Leave the Filipinx Kids Alone
“Filipinx” has reared its head again, pissing off the Twitterverse. The word “Filipinx” has been hovering in cyberspace for years with interspersed waves of enraged online criticism. But everything came to a head this weekend when the gender-neutral words “Filipinx” and “Pinxy” were inaugurated into dictionary.com, recognized as legitimate ways to refer to Filipinos alongside Filipino, Filipina, Pinoy, and Pinay.
As expected, while Filipinx was welcome by the Filipino (or Filipinx?) diaspora, it was almost unanimously condemned by Filipinos living in the Philippines. And it’s easy to see why.
Aside from tainting the language with a letter that doesn’t even appear in the Pilipino alphabet, Filipinx wrongly implies the Filipino language is not gender-neutral. In Filipino, there is no “he” or “she” or “his” or “her.” The beauty of “siya” is that it’s the great equalizer. We say “lintik siya” and “hayop siya” with equal passion to whoever it’s directed at.

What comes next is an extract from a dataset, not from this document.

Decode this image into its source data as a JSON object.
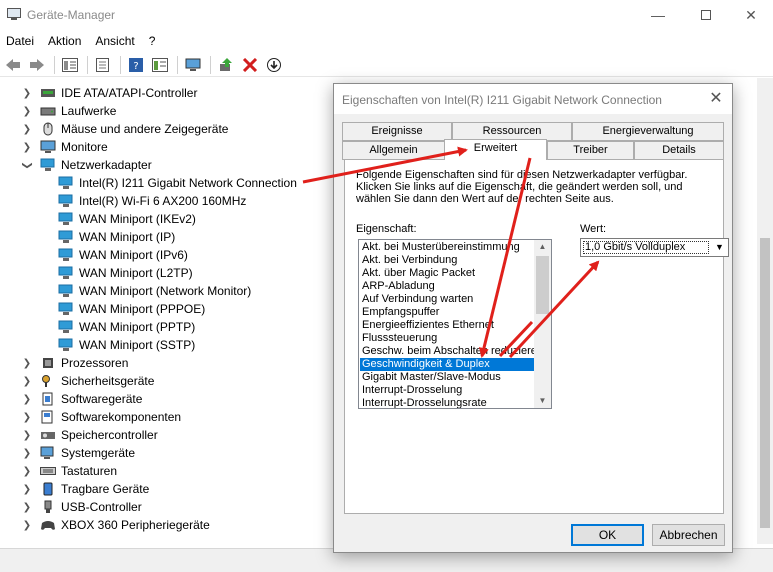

The birth of Filipinx comes on the coattails of Latinx, considered a progressive movement in the Latin community, some of whom speak Spanish, a non-gender-neutral language. But Filipino is not Spanish, and the idea that it needs to be gender-neutralized is unnecessary. What’s next after Filipinx? Cavitenx? Ilocanx? Titx?
It’s easy to assume that the Filipino diaspora in charge of championing Filipinx all the way to the dictionary is clueless and disconnected from the realities of Filipinos in the Philippines, especially when some have the audacity to call Filipinos in the Philippines living on “the mainland.” (To those who tweeted that, this is not China). The disconnect from (not of) the diaspora is clear and only perpetuated with the assumptions that they are the privileged ones. And these “Fil-Ams” (as we love to call them) are only trying to push their westernized, colonized ideals onto the greater Filipino community.

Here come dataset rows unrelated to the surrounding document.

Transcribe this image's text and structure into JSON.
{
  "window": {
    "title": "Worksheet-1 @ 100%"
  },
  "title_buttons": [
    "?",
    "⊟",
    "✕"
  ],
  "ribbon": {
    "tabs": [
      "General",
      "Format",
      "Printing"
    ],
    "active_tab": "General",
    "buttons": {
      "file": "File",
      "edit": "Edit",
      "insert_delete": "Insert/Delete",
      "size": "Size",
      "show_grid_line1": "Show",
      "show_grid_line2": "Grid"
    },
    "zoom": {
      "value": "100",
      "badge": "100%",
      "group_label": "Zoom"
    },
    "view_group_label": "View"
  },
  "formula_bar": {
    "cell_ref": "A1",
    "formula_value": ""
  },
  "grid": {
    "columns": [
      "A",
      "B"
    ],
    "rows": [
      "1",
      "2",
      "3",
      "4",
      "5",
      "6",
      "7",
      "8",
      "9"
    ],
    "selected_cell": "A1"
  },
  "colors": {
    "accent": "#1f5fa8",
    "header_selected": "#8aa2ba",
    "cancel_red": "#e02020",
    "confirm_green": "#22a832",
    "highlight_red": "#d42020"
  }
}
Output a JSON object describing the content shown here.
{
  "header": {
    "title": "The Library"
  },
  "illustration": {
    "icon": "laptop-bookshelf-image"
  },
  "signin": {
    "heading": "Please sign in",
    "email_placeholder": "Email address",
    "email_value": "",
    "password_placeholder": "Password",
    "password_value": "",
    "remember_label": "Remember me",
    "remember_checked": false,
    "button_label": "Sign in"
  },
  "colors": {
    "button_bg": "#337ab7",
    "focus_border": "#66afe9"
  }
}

It seems like such an easy argument if you enter the conversation with the preconceived notion that the Filipino diaspora is ignorant of their own heritage.

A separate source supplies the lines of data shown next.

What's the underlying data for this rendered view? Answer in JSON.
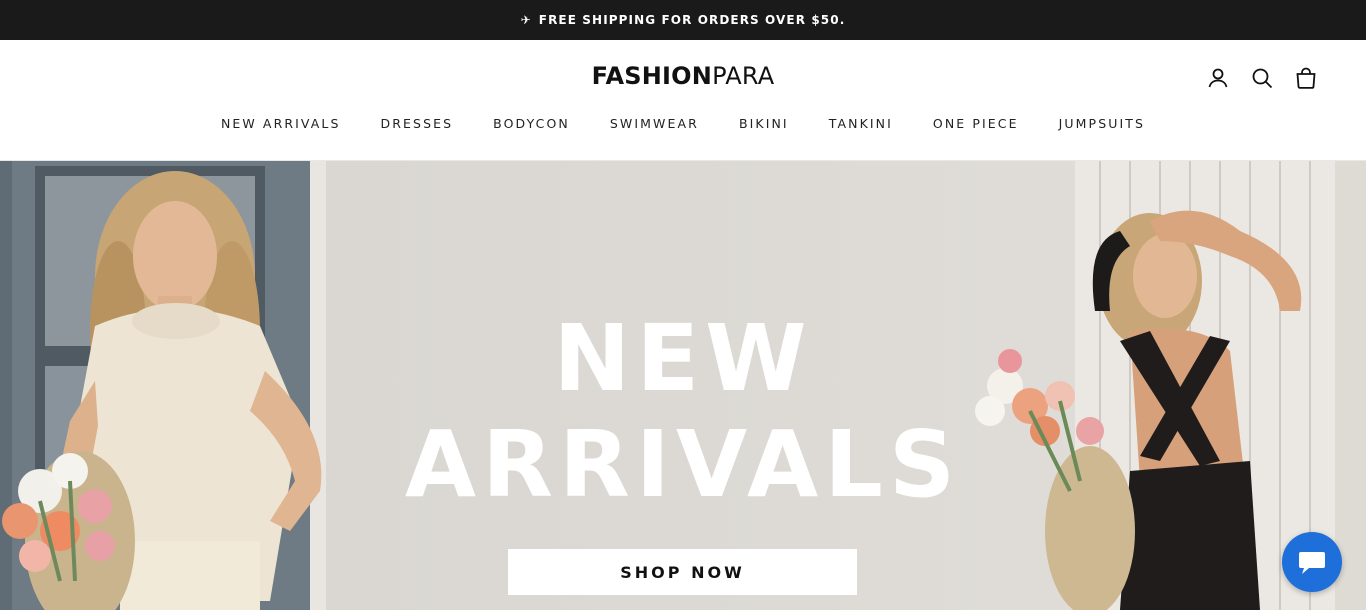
{
  "announcement": {
    "icon": "airplane-icon",
    "text": "FREE SHIPPING FOR ORDERS OVER $50."
  },
  "header": {
    "logo_bold": "FASHION",
    "logo_light": "PARA",
    "icons": [
      "account-icon",
      "search-icon",
      "cart-icon"
    ]
  },
  "nav": {
    "items": [
      {
        "label": "NEW ARRIVALS"
      },
      {
        "label": "DRESSES"
      },
      {
        "label": "BODYCON"
      },
      {
        "label": "SWIMWEAR"
      },
      {
        "label": "BIKINI"
      },
      {
        "label": "TANKINI"
      },
      {
        "label": "ONE PIECE"
      },
      {
        "label": "JUMPSUITS"
      }
    ]
  },
  "hero": {
    "title_line1": "NEW",
    "title_line2": "ARRIVALS",
    "cta_label": "SHOP NOW"
  },
  "chat": {
    "icon": "chat-bubble-icon",
    "color": "#1e6fd9"
  },
  "colors": {
    "announcement_bg": "#1a1a1a",
    "accent": "#1e6fd9"
  }
}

And that in itself proves the debate isn’t black and white.
As a globalized kid who’s lived abroad and returned home, I don’t see “Filipinx” as an attempt to “erase and change our culture.” I just see third culture kids trying to establish some sort of community with a common ideal they can all cling to: an open and accepting Filipino diaspora. The word “Filipinx” may not be relevant to Filipinos in the Philippines, but it is relevant to the members of the diaspora living in countries like the U.S.A. where racial issues and gender labels are hotly contested. Context is everything.
Maybe it’s because I know the challenges of living as a third culture kid that I can empathize with those who support Filipinx. Many of them are second or third generation immigrants who were raised to know English as their mother tongue instead of Filipino, Bisaya, Ilocano, etc. Life is a perpetual balancing act of the many cultures of their birth, with the promise of an identity crisis that will follow them well into adulthood. Maybe Filipinx is part of the diaspora’s identity crisis. Maybe it’s a product of a lack of cultural awareness. Maybe it’s a symptom of the country’s lack of national identity.
Whatever the underlying reasons, Filipinx is still proof that the members of the diaspora are at least holding onto their heritage instead of setting it aside entirely, as is often the case with second or third generation immigrant families. If the word helps them relate more to the country of their parents' birth, then so be it. Filipinx speaks of a compromise between the diaspora’s roots and the realities its members face in the countries they live in.
Undoubtedly, Filipinx is a whirlwind of grammatical incorrectness and it isn’t appropriate to use in the Philippines. While it might not fit here, it clearly fits abroad, so leave “Filipinx” where its creators reside: among the members of the diaspora who are passionate for a word they feel accurately represents them.
Filipinx was made to fit under the Filipino community umbrella, not to replace it.
The mere existence of the word might still anger some, but to say the Filipino language is wholly gender-neutral is pushing it. Remember, we say “putangina mo,” cursing the mother instead of the father. The way we use our words is just as important as the words themselves, and far too many times, we’ve heard people of power disparage women, promote misogyny, and enable the patriarchy in the Filipino language.
And if you want to discuss the supposed imperialist and colonialist themes of the word Filipinx, there are far, far more important issues to discuss, like the West Philippine Sea, economic inequality, and you know, government corruption.
Tldr; Filipinx is irrelevant in the Philippines, but a safe space abroad. Let the diaspora be.